If you are able to help, here are some organizations we’ve found:

Phoenix Indian Center: Donations can be dropped off from now until Thursday, May 14, 2020. Click here for details about donations and how to make a monetary donation.

Ginger Sykes Torres (Navajo), a museum trustee, and Rusty Dickey are raising funds to purchase bulk items in Phoenix to send to Tuba City and Kayenta (two of the main hot spots on the Navajo Nation) every Friday. The Tuba City Regional Health Care Corporation serves both the Navajo Nation and the Hopi Nation. Click here for details and to donate.

Navajo/Hopi Covid-19 Relief Fund. The team is led by enrolled Navajo and Hopi tribal members and the GoFundMe was organized on behalf of Rural Utah Project Education Fund. They have already raised over $3 million!

Official Navajo Nation COVID-19 Relief Fund, Navajo Nation Office of the Controller P.O. Box 3150, Window Rock, AZ 86515. http://www.nndoh.org/donate.html Or call 928.871.6206.

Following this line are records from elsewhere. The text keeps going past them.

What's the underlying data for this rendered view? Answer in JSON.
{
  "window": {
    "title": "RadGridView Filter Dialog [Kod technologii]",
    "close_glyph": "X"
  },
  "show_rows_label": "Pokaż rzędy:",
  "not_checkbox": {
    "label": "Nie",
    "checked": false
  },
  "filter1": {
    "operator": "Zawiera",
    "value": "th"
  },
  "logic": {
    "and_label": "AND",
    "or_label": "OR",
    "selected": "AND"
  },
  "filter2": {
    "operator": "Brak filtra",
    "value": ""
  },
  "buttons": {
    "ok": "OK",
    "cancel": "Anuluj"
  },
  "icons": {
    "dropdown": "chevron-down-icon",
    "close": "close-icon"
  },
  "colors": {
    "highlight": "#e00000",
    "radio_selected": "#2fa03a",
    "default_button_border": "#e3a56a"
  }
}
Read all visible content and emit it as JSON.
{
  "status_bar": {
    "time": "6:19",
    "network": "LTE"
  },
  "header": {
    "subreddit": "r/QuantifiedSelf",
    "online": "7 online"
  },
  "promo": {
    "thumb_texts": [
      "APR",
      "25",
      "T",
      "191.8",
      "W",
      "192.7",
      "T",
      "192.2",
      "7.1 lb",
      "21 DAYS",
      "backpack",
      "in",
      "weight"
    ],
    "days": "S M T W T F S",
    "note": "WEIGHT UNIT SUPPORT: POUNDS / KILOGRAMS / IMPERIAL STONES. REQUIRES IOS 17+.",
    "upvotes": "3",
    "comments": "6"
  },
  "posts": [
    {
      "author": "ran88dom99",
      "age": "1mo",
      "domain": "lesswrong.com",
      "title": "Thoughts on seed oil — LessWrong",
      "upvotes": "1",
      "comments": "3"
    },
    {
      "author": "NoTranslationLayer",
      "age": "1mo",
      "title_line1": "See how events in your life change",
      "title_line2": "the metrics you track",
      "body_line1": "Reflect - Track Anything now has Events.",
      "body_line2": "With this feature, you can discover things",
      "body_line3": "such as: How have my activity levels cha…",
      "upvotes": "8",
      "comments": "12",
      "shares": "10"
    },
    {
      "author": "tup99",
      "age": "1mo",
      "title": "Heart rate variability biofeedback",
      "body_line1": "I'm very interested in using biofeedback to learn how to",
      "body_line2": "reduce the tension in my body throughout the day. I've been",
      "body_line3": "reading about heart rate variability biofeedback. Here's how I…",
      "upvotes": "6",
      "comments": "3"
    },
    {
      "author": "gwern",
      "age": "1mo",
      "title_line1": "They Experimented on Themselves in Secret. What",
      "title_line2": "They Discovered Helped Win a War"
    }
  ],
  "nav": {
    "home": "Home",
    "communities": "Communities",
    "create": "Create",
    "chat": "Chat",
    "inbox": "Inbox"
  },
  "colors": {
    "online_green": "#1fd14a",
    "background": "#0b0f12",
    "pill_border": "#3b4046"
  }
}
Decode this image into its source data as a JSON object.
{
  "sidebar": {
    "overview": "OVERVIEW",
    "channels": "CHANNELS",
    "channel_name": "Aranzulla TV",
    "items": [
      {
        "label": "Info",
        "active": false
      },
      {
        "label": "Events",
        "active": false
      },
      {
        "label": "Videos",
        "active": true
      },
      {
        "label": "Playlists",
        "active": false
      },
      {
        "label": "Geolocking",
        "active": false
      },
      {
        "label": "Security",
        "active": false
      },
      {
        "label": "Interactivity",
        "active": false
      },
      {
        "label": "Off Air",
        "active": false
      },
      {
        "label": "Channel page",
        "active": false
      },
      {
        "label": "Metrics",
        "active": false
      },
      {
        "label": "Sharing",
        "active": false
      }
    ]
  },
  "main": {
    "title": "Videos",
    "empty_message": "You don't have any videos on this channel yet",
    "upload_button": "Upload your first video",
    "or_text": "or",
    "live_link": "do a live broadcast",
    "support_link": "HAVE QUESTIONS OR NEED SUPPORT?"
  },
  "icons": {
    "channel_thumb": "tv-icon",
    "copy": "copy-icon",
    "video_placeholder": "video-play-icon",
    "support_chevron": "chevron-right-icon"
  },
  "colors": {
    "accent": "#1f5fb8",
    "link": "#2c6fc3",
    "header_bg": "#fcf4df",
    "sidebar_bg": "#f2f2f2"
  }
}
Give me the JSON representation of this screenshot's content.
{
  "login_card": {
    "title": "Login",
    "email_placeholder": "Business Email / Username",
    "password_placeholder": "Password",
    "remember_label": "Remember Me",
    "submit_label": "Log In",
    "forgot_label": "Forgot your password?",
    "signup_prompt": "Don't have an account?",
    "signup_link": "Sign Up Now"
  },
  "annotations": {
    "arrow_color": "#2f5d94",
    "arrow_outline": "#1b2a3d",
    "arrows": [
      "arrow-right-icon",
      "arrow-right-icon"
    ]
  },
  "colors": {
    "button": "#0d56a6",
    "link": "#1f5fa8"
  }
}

Indian Pueblo Cultural Center and All Pueblo Council of Governors Pueblo Relief Fund, Albuquerque, NM. https://pueblorelieffund.org/pueblo-relief-fund.